Intrauterine inflammation/infection (IUI) leads to elevated levels of pro-inflammatory mediators and microbial products within the amniotic fluid, which come in close contact to fetal mucosae. We found that IA LPS exposure induced a robust and rapid inflammation of the fetal lung, but not the intestine.
Intrauterine inflammation/infection (IUI), which is present in up to 40% of premature births, leads to elevated levels of pro-inflammatory mediators and microbial products within the amniotic fluid, which come in close contact to fetal mucosae. Yet, knowledge on the fetal mucosal responses to IUI exposure remains limited. To address these questions, we used a non-human primate model of IUI, in which pregnant Rhesus macaques received intra-amniotic (IA) LPS, compared with IA saline. We found that IA LPS exposure induced a robust and rapid inflammation of the fetal lung, but not the intestine. This inflammatory response was characterized by high levels of pro-inflammatory cytokines in the lung and the alveolar wash, and a potent myeloid cell response, dominated by neutrophils and monocytes/macrophages. scRNAseq analyses of fetal lungs showed that the infiltrating (neutrophils and inflammatory monocytes) and the resident (alveolar and interstitial macrophages) myeloid cells exhibited transcriptional profiles consistent with exposure to TLR ligands, as well as to cytokines, notably IL-1 and TNF. However, blocking IL-1 signaling or TNF, alone or simultaneously by administering inhibitors intra-amniotically and subcutaneously to the dam only partially blunted fetal lung inflammation. Together, our novel data indicate that the fetal innate immune system can mount a rapid multi-factorial mucosal innate response to IUI, responding both to direct signaling by bacterial products and to indirect cytokine-mediated pathways of activation.
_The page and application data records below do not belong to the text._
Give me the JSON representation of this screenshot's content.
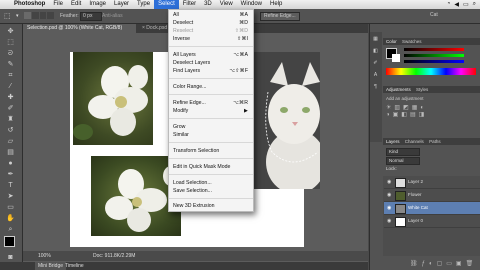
{
  "menubar": {
    "app": "Photoshop",
    "items": [
      "File",
      "Edit",
      "Image",
      "Layer",
      "Type",
      "Select",
      "Filter",
      "3D",
      "View",
      "Window",
      "Help"
    ],
    "active": "Select"
  },
  "options": {
    "feather_label": "Feather:",
    "feather_value": "0 px",
    "antialias": "Anti-alias",
    "refine": "Refine Edge..."
  },
  "tabs": [
    {
      "label": "Selection.psd @ 100% (White Cat, RGB/8)"
    },
    {
      "label": "× Dock.psd @ 100"
    }
  ],
  "title_right": "Cat",
  "menu": {
    "items": [
      {
        "label": "All",
        "shortcut": "⌘A",
        "disabled": false
      },
      {
        "label": "Deselect",
        "shortcut": "⌘D",
        "disabled": false
      },
      {
        "label": "Reselect",
        "shortcut": "⇧⌘D",
        "disabled": true
      },
      {
        "label": "Inverse",
        "shortcut": "⇧⌘I",
        "disabled": false
      },
      {
        "label": "All Layers",
        "shortcut": "⌥⌘A",
        "disabled": false
      },
      {
        "label": "Deselect Layers",
        "shortcut": "",
        "disabled": false
      },
      {
        "label": "Find Layers",
        "shortcut": "⌥⇧⌘F",
        "disabled": false
      },
      {
        "label": "Color Range...",
        "shortcut": "",
        "disabled": false
      },
      {
        "label": "Refine Edge...",
        "shortcut": "⌥⌘R",
        "disabled": false
      },
      {
        "label": "Modify",
        "shortcut": "▶",
        "disabled": false
      },
      {
        "label": "Grow",
        "shortcut": "",
        "disabled": false
      },
      {
        "label": "Similar",
        "shortcut": "",
        "disabled": false
      },
      {
        "label": "Transform Selection",
        "shortcut": "",
        "disabled": false
      },
      {
        "label": "Edit in Quick Mask Mode",
        "shortcut": "",
        "disabled": false
      },
      {
        "label": "Load Selection...",
        "shortcut": "",
        "disabled": false
      },
      {
        "label": "Save Selection...",
        "shortcut": "",
        "disabled": false
      },
      {
        "label": "New 3D Extrusion",
        "shortcut": "",
        "disabled": false
      }
    ]
  },
  "panels": {
    "color_tab": "Color",
    "swatches_tab": "Swatches",
    "adjustments_tab": "Adjustments",
    "styles_tab": "Styles",
    "adjust_hint": "Add an adjustment",
    "layers_tab": "Layers",
    "channels_tab": "Channels",
    "paths_tab": "Paths",
    "kind": "Kind",
    "blend": "Normal",
    "lock": "Lock:",
    "layers": [
      {
        "name": "Layer 2",
        "selected": false
      },
      {
        "name": "Flower",
        "selected": false
      },
      {
        "name": "White Cat",
        "selected": true
      },
      {
        "name": "Layer 0",
        "selected": false
      }
    ]
  },
  "status": {
    "zoom": "100%",
    "doc": "Doc: 911.8K/2.29M"
  },
  "bottom": {
    "minibridge": "Mini Bridge",
    "timeline": "Timeline"
  },
  "colors": {
    "selected_layer": "#5d7fb2",
    "menu_highlight": "#2d6fd8"
  }
}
These data thus provide more mechanistic insights into the association between IUI exposure and the post-natal lung morbidities of the premature infant.